DATASET RECORDS START

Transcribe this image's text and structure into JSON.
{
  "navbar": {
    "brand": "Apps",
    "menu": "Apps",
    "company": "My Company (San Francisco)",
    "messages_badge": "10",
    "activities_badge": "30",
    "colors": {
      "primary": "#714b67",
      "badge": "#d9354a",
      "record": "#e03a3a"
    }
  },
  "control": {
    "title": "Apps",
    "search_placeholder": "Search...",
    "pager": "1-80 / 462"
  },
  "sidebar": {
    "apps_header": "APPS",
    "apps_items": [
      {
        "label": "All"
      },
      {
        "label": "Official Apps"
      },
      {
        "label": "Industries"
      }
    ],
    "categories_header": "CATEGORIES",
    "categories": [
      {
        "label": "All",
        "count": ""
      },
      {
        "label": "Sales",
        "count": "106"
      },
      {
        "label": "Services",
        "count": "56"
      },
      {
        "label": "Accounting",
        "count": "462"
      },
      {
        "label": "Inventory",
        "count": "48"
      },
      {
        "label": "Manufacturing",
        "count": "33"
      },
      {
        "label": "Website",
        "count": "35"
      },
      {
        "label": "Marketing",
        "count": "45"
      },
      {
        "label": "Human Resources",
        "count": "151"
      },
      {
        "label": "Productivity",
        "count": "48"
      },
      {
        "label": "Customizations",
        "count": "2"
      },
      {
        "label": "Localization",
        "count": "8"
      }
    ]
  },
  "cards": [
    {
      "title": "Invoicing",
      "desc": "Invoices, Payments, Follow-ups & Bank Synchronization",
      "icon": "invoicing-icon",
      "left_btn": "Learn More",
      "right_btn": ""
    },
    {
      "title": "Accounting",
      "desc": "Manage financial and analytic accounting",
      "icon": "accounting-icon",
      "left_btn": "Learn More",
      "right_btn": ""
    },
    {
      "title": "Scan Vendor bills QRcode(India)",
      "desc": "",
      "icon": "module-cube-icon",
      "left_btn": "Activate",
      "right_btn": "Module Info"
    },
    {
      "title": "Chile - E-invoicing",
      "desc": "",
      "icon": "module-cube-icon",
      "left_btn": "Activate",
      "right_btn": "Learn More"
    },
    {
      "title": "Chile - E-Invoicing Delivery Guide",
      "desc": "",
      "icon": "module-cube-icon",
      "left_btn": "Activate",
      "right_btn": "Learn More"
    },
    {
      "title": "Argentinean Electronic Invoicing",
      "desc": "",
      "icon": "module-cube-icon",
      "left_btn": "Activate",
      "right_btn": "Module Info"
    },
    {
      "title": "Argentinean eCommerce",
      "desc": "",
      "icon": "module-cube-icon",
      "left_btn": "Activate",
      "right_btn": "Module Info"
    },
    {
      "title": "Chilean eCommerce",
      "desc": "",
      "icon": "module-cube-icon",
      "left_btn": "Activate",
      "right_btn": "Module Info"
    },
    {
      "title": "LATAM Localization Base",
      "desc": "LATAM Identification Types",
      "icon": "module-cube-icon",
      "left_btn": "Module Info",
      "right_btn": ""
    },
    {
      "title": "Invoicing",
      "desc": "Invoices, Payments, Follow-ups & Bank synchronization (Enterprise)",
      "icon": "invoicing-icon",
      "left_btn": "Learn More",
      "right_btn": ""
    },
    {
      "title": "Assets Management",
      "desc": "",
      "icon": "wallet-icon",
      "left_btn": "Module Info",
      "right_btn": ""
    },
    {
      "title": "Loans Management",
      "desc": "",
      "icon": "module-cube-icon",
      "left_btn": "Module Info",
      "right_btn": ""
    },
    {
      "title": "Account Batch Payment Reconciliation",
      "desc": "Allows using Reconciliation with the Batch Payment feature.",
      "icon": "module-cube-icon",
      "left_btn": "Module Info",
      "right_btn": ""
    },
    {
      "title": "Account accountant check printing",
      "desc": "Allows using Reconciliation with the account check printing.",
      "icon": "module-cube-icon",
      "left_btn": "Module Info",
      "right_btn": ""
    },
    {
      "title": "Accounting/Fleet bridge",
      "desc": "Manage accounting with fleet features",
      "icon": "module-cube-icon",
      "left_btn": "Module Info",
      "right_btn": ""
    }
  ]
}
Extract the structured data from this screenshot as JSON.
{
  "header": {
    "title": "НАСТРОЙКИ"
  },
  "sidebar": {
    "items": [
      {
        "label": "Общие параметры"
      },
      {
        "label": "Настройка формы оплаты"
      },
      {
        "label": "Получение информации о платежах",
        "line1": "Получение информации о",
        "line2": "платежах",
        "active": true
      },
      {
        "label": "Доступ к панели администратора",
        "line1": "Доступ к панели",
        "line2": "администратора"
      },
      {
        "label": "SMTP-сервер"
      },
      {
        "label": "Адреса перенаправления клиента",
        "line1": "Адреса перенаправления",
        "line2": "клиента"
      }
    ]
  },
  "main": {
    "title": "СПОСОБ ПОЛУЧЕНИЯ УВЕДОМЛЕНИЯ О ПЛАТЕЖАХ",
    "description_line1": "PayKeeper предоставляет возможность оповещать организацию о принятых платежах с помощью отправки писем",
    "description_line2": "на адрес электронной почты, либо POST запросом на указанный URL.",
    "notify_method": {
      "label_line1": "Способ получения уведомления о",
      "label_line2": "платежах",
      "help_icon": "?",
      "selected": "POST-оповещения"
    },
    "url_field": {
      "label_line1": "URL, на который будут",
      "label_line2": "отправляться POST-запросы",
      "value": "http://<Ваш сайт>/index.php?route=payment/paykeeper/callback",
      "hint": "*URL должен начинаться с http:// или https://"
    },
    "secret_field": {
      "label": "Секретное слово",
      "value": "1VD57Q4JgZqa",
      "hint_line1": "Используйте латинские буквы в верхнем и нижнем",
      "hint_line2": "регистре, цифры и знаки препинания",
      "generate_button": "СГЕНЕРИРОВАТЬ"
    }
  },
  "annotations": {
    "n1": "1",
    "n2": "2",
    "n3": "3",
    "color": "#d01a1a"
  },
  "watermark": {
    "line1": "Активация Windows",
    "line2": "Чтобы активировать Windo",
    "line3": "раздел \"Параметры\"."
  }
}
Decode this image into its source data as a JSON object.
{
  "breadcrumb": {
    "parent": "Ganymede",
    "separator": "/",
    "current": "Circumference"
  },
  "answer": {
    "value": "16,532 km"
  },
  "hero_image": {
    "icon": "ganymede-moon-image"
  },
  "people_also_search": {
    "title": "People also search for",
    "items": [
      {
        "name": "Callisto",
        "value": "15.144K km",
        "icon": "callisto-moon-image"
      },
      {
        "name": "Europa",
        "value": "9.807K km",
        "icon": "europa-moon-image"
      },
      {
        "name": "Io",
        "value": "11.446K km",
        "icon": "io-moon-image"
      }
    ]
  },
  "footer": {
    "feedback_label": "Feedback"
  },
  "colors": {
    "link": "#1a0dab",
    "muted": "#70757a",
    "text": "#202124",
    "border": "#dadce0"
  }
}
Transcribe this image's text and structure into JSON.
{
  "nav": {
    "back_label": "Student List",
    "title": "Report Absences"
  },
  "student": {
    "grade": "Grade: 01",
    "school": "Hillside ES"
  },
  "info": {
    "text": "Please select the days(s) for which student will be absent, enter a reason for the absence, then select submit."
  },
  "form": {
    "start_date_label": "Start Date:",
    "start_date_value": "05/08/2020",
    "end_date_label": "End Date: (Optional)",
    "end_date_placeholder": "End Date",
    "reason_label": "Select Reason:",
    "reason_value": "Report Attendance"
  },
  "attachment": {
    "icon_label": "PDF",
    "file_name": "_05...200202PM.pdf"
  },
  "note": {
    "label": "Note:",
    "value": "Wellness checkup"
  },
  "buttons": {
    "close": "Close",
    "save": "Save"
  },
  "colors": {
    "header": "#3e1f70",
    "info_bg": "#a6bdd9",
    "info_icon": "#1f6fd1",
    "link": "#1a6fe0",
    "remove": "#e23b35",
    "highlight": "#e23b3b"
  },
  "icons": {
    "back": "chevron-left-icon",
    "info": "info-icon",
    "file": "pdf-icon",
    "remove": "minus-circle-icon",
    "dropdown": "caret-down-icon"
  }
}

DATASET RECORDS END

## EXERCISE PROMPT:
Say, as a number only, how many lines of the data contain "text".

## SOLUTION TO THIS TASK:
4